Action item:
Starting at the line that contains "Decode this image", quote each line exactly through the last line of the entries, both included.

=== Section Start ===

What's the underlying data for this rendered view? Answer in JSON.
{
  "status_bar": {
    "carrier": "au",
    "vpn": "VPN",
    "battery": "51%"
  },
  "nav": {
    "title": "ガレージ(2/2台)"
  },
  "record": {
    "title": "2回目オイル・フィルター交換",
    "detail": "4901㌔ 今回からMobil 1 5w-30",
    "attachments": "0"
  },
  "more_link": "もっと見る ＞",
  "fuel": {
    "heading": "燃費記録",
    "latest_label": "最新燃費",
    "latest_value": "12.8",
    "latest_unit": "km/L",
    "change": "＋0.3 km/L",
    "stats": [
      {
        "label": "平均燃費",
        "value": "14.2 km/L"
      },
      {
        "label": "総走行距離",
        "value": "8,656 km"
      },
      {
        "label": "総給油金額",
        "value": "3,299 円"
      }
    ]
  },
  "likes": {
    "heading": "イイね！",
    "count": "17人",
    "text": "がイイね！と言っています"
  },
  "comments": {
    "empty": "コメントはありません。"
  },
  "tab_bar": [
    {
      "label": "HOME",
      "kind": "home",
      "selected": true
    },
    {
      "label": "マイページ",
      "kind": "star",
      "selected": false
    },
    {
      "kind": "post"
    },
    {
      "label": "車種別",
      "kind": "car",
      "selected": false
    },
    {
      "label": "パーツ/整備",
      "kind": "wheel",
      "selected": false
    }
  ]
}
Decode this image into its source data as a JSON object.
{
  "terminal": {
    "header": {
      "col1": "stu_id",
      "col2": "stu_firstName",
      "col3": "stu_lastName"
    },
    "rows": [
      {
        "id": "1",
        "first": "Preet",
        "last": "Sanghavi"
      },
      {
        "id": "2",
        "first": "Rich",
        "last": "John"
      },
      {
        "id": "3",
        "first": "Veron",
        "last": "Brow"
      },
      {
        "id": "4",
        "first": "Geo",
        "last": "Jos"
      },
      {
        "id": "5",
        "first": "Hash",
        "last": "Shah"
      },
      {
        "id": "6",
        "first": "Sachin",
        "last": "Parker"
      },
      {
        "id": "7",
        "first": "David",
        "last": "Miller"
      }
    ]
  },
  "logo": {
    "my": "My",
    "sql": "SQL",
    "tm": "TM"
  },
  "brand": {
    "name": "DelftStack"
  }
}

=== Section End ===

Problem solution:
Decode this image into its source data as a JSON object.
{
  "terminal": {
    "header": {
      "col1": "stu_id",
      "col2": "stu_firstName",
      "col3": "stu_lastName"
    },
    "rows": [
      {
        "id": "1",
        "first": "Preet",
        "last": "Sanghavi"
      },
      {
        "id": "2",
        "first": "Rich",
        "last": "John"
      },
      {
        "id": "3",
        "first": "Veron",
        "last": "Brow"
      },
      {
        "id": "4",
        "first": "Geo",
        "last": "Jos"
      },
      {
        "id": "5",
        "first": "Hash",
        "last": "Shah"
      },
      {
        "id": "6",
        "first": "Sachin",
        "last": "Parker"
      },
      {
        "id": "7",
        "first": "David",
        "last": "Miller"
      }
    ]
  },
  "logo": {
    "my": "My",
    "sql": "SQL",
    "tm": "TM"
  },
  "brand": {
    "name": "DelftStack"
  }
}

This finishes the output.